People often fall for these ruses because they are afraid of losing access to these important services. Both companies now offer extensive information on ways to avoid such phishing scams on their websites.

There is no simple way to completely avoid email phishing attacks. Sooner or later, someone is bound to send you a spoofed email. The easiest way to avoid these scams is by never clicking on links that are included in email messages. Make it a policy to always type in the URL of the site that you need to access manually. Upon arriving on the site, you will be able to confirm whether or not the message that you received was legitimate. If it’s a spoofed email, find out where to send it – most companies & institutions like to know about the scams that are going on out there.

Reporting Phishing Page

Once you believe you have come across a Phishing Page you should immediately report the concerned page to Google via the following link:

https://safebrowsing.google.com/safebrowsing/report_phish/?hl=en

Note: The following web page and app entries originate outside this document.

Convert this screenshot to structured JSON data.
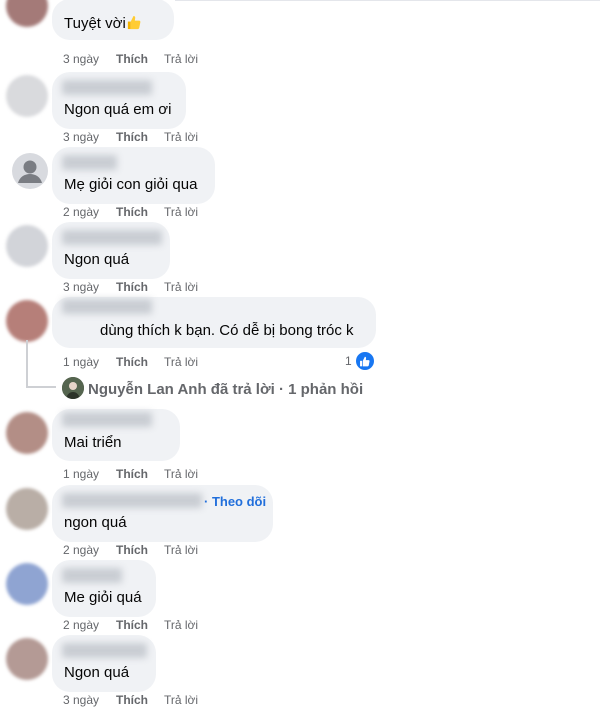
{
  "actions": {
    "like": "Thích",
    "reply": "Trả lời"
  },
  "comments": [
    {
      "text": "Tuyệt vời",
      "time": "3 ngày",
      "avatar_color": "#a47a78"
    },
    {
      "text": "Ngon quá em ơi",
      "time": "3 ngày",
      "avatar_color": "#d9dadd"
    },
    {
      "text": "Mẹ giỏi con giỏi qua",
      "time": "2 ngày",
      "avatar_color": "#d8dadf"
    },
    {
      "text": "Ngon quá",
      "time": "3 ngày",
      "avatar_color": "#d2d4d9"
    },
    {
      "text": "dùng thích k bạn. Có dễ bị bong tróc k",
      "time": "1 ngày",
      "avatar_color": "#b67f79",
      "reaction_count": "1"
    },
    {
      "text": "Mai triển",
      "time": "1 ngày",
      "avatar_color": "#b38e86"
    },
    {
      "text": "ngon quá",
      "time": "2 ngày",
      "avatar_color": "#b9aea6",
      "follow_label": "· Theo dõi"
    },
    {
      "text": "Me giỏi quá",
      "time": "2 ngày",
      "avatar_color": "#8fa4d2"
    },
    {
      "text": "Ngon quá",
      "time": "3 ngày",
      "avatar_color": "#b49a95"
    }
  ],
  "reply_summary": "Nguyễn Lan Anh đã trả lời · 1 phản hồi",
  "colors": {
    "accent": "#1877f2",
    "bubble": "#f0f2f5",
    "meta": "#65676b"
  }
}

This will help to ensure that unsuspecting visitors & users are warned before they are duped in divulging sensitive information compromising their financial accounts and associated information.
Furthermore, suspected links to Phishing pages can be reported to the National Response Center for Cyber Crime in order to flag & stop them from functioning from defraud unsuspecting individuals:

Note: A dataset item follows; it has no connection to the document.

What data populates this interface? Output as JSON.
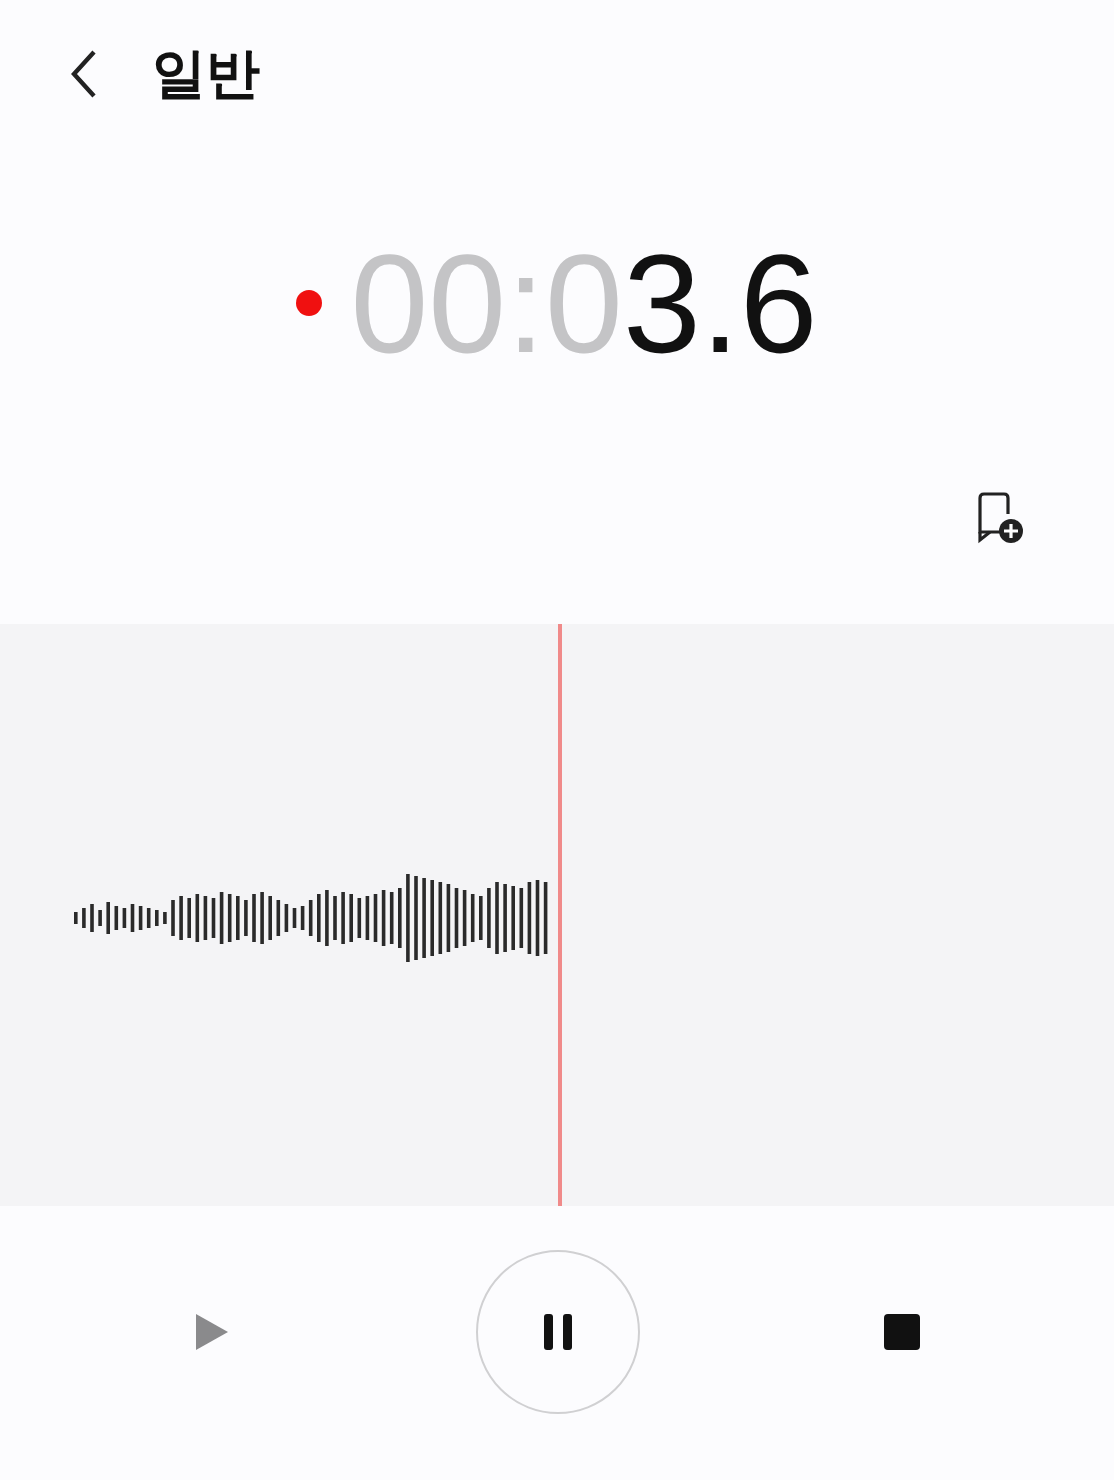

http://www.nr3c.gov.pk/creport.php

If you receive an e-mail or find a website you think is pretending to be of FBR, forward the e-mail or website URL to sec.website@fbr.gov.pk
You may forward the message as received or provide the Internet header of the e-mail. The Internet header has additional information to help us locate the sender.
After you forward the e-mail or header information to us, delete the message.

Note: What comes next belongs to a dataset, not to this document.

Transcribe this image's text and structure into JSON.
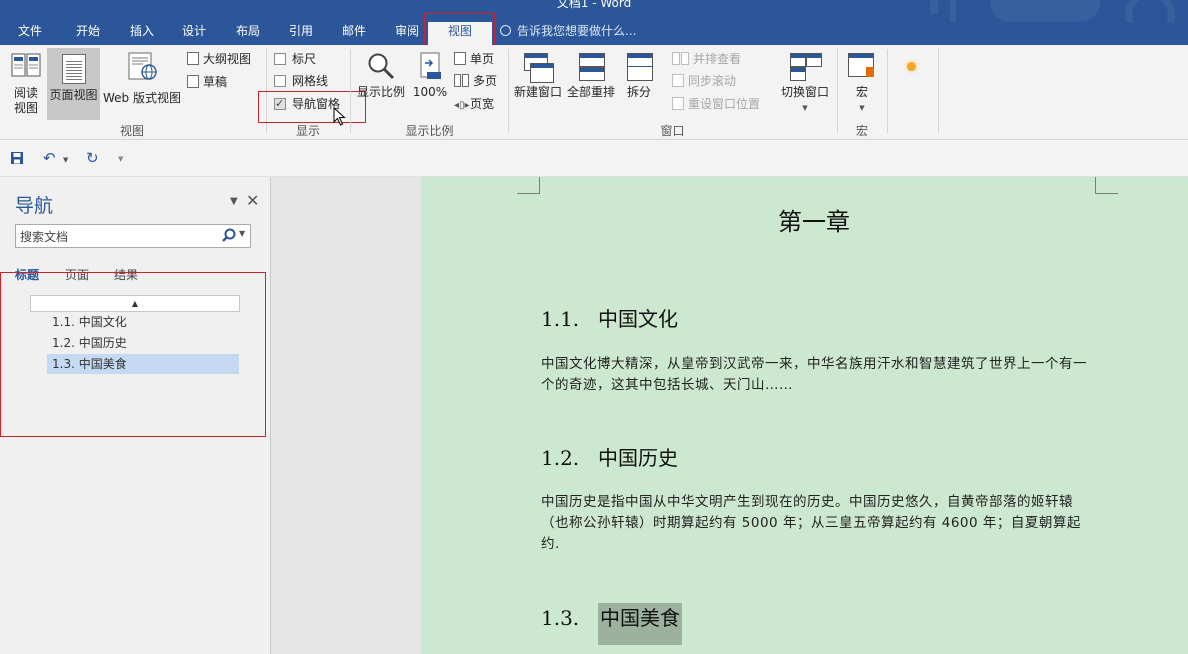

Sample Phishing Emails

Important Recommendations/Advisory

If you receive an e-mail from someone claiming to be the authorized by FBR or directing you to an Income Tax website:

  • Do not reply.
  • Do not open any attachments. Attachments may contain malicious code that will infect your computer.
  • Do not click on any links. If you clicked on links in a suspicious e-mail or phishing website then do not enter confidential information like bank account, credit card details.
  • Do not cut and paste the link from the message into your browsers, phishers can make link look like real, but it actually directs you to different websites.
  • Use anti-virus software, anti-spyware, and a firewall and keep them updated. Some phishing e-mails contain software that can harm your computer or track your activities on the internet without your knowledge. Anti-virus & Anti-spyware software and firewall can protect you from inadvertently accepting such unwanted files.

The taxpayers and general public are advised not to send their bank account details and password to any emails received from any email address that is apparently from FBR. Any link to any bank is not provided on FBR’s website and FBR would never ask for your bank details and passwords on its home page. Banks always advise their customers against disclosing their password even to bank officials or bank’s genuine websites. Public is requested to be careful and prudent regarding such emails and the links provided through such emails. All taxpayers and general public are requested not to trust such emails and never disclose their bank account numbers, passwords and other details.

These precautionary instructions are being issued in the public interest and public is also advised that if someone has become a victim of this phishing attack through using the link sent through above mentioned email, they must immediately change the password of the relevant online bank and never share it with anyone .